- That stays wet for too long
- And your yard is infested (I mean pleasantly occupied) with deer
- And there isn't a shaded spot to be found
When I first laid eyes on an ornamental grass years ago, it was like I missed the true beauty sitting by herself in the back of the room.
I had been distracted all along by the "popular" plants that looked all sexy and were throwing themselves at me. Sure they're great the day you take them home, but man they look harsh the next morning and you just hope they'll come up out of the soil and jump into the compost heap, never to be heard from again.
Real brief bit of history - Ornamental grasses were popular during the Victorian era back in the 1800's as they were appreciated for their naturalistic look and for being a bit tropical. They then fell out of favor until the 1970's and 1980's. One of the premier landscape architect's of the time, German Wolfgang Oehme, from Germany, displayed his love of ornamental grasses all over Washington DC and the movement was on. Other influential grass lovers of the time include James Van Sweden and Kurt Bluemel.
Quick side note - a must read is Ornamental Grasses: Wolfgang Oehme and the New American Garden
Why I have so much OG love:
- They are trouble free, other than a haircut in early spring before new growth emerges
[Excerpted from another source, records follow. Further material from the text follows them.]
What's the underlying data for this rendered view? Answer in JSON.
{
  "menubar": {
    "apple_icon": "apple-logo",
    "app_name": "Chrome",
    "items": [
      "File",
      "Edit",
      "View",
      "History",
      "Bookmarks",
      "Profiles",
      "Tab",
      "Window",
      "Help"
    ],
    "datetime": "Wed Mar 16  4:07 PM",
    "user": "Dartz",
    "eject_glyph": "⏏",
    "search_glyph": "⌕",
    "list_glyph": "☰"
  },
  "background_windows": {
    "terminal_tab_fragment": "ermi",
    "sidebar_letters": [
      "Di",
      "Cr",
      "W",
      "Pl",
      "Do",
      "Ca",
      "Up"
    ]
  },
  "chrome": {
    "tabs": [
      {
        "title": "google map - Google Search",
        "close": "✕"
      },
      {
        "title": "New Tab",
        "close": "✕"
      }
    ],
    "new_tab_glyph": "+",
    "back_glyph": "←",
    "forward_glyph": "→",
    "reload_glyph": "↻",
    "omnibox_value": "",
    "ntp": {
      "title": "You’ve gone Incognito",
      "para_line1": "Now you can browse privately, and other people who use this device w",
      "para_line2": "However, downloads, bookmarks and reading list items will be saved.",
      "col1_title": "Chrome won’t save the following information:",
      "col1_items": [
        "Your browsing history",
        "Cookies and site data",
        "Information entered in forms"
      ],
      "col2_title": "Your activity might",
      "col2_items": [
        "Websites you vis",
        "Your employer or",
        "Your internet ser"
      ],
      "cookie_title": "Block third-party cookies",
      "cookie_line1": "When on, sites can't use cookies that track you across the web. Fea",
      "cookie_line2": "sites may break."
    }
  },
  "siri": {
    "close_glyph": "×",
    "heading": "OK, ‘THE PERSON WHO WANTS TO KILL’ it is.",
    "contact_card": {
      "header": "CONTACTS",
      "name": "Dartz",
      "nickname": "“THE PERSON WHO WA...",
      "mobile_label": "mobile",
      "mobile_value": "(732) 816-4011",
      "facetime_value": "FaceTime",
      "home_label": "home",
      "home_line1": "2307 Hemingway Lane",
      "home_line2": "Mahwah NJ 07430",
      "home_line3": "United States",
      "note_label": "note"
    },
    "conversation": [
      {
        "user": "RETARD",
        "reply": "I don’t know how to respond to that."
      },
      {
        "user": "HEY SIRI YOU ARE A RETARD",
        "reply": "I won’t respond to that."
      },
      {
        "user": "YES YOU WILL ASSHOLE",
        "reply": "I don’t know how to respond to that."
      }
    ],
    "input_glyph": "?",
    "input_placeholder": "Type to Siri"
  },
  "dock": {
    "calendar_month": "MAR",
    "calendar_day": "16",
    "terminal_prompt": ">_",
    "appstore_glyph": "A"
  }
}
- They have no issues with insects and disease
- They are TRULY deer resistant
- They catch light so well which only enhances their beauty
Miscanthus 'Morning Light'
Calamagrostis 'Karl Foerster' blooms
- They provide movement in the garden when wind swept; a way underrated design element
- They manage to hold a level of interest even in the winter
- They can be massed for screening purposes or as a backdrop to other shrubs and perennials.
Calamagrostis 'Karl Foerster' as a backdrop, just planted this spring
- They can act as an accent or as a focal point. My preference is to use them in mixed borders for contrasting purposes.
- They look fantastic in containers as the "thriller" element
- There are cool season and warm season varieties of OG's which give you OG love at all times of season.
Cool season grasses emerge sooner in the Spring and bloom earlier (July) as well. This is Calamagrostis 'El Dorado' in April
Warm season grasses are slower to emerge in the Spring but also bloom in early Fall when most other plants are on their way out. This is Miscanthus 'Gracillimus' as of this week.
- A few different varieties I've got planted:
Miscanthus 'Super Stripe'
Chasmanthium Latifolium (Northern Sea Oats)
A young Miscanthus 'Variegatus"
- While dividing an OG may require a hacksaw, once done they quickly establish themselves. I divided one Panicum into the three divisions below in the spring:
Thank you for indulging my OG obsession. It is always at a high this time of year. I look forward to adding even more in the spring 2011.
Have a great weekend!